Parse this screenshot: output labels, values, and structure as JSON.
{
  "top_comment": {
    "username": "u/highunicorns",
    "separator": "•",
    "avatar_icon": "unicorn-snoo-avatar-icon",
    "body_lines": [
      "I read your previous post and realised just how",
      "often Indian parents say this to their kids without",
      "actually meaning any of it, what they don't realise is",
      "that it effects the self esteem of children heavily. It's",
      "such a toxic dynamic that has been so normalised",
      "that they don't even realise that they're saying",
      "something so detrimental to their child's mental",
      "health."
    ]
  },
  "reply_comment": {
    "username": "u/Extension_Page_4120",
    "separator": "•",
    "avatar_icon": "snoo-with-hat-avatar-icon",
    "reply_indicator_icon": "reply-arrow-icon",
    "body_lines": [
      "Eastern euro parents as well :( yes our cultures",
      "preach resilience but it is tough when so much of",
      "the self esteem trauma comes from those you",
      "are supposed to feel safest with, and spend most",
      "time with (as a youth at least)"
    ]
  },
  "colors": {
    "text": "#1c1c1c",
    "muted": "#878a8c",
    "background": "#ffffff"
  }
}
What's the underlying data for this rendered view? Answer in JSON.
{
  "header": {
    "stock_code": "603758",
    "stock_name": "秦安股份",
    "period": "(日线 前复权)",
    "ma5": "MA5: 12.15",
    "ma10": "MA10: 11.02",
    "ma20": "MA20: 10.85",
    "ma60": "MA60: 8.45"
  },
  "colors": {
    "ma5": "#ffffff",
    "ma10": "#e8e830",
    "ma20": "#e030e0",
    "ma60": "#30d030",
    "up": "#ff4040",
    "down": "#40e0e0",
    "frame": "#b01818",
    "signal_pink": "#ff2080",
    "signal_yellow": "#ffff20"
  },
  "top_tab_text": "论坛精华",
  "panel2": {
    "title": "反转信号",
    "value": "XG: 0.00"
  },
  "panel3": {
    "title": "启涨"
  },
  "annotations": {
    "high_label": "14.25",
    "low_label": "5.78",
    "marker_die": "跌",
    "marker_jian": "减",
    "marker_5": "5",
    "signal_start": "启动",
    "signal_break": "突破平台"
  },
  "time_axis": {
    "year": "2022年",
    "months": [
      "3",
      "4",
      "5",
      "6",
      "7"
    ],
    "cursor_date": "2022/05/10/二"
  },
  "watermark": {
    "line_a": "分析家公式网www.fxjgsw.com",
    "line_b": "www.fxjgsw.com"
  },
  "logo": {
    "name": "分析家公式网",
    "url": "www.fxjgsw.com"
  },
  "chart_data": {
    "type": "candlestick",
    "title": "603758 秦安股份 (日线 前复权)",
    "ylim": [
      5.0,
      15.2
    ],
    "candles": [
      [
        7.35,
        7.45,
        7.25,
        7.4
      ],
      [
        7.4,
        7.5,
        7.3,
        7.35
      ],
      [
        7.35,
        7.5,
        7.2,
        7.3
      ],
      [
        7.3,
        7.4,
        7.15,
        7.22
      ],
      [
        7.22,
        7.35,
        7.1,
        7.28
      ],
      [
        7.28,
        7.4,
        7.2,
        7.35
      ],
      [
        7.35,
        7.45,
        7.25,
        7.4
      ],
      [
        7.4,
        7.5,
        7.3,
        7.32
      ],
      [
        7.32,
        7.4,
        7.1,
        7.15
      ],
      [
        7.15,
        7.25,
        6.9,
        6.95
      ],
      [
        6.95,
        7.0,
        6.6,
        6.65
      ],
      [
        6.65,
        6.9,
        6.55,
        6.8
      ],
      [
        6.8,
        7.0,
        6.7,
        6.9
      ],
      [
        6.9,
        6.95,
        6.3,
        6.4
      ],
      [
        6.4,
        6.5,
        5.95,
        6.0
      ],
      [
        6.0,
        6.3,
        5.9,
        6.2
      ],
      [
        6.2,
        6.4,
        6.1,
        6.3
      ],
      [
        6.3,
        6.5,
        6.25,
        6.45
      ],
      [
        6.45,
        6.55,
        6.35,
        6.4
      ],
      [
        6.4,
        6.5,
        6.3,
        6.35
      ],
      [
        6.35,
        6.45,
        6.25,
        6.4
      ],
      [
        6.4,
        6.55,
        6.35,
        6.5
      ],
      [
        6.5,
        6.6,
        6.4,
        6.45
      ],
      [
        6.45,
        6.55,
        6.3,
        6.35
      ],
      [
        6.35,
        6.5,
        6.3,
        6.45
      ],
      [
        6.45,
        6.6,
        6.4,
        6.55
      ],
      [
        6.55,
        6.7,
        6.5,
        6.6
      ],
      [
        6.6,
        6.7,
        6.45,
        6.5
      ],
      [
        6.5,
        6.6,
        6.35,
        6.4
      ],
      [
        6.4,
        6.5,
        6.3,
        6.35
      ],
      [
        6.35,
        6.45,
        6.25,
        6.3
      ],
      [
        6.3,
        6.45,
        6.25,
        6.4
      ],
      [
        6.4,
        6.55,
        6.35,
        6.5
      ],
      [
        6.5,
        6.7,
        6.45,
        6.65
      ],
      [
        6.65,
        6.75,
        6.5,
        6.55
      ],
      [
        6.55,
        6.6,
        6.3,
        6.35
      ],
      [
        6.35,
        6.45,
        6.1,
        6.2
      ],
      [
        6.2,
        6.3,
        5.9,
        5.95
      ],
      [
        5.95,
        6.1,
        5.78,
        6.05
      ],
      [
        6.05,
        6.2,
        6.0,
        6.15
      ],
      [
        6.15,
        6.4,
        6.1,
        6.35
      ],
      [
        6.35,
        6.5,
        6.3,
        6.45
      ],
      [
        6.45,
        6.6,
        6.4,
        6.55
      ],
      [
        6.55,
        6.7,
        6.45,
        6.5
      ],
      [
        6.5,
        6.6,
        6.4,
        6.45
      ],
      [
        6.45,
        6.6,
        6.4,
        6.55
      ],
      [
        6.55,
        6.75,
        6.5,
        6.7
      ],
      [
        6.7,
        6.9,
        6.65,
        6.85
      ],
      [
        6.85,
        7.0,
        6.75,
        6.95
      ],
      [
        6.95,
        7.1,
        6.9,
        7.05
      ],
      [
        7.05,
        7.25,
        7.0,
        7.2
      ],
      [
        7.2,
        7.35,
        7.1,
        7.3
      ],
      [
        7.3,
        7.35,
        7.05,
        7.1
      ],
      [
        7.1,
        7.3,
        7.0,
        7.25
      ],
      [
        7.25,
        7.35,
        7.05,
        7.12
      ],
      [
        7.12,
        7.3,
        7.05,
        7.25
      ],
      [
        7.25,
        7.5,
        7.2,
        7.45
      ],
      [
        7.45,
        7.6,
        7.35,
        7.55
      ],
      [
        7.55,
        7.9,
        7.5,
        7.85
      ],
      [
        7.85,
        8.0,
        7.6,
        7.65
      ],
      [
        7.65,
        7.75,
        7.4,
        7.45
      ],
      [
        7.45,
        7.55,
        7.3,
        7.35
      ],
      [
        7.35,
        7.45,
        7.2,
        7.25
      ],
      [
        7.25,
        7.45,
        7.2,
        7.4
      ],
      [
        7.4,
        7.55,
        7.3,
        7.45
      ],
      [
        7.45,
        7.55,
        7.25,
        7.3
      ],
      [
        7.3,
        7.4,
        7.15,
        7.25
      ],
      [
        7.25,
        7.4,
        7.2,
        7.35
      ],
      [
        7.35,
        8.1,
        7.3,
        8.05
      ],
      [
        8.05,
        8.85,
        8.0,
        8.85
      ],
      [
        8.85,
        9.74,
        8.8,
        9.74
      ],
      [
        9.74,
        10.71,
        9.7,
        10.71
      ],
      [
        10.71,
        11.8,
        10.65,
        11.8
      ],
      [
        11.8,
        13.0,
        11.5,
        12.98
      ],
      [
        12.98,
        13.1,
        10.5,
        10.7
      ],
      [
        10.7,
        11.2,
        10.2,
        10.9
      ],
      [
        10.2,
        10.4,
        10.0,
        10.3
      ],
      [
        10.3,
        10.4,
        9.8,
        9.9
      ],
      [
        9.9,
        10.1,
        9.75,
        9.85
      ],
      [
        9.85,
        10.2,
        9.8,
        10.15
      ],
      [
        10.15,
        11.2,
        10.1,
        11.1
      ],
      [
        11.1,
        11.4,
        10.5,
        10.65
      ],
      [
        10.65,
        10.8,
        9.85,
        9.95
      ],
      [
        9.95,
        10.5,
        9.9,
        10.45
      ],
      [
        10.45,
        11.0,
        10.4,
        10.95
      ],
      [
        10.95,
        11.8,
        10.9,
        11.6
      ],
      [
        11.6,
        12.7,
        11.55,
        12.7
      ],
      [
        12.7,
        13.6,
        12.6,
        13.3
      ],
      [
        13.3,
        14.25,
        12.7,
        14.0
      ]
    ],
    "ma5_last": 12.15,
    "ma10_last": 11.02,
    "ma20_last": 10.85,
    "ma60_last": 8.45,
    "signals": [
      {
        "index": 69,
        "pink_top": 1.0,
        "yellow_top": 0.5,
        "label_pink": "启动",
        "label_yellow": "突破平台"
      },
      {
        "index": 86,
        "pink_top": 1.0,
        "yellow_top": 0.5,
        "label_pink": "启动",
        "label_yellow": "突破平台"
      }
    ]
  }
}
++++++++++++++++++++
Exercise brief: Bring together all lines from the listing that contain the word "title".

Result for this exercise:
    "title": "反转信号",
    "title": "启涨"
    "title": "603758 秦安股份 (日线 前复权)",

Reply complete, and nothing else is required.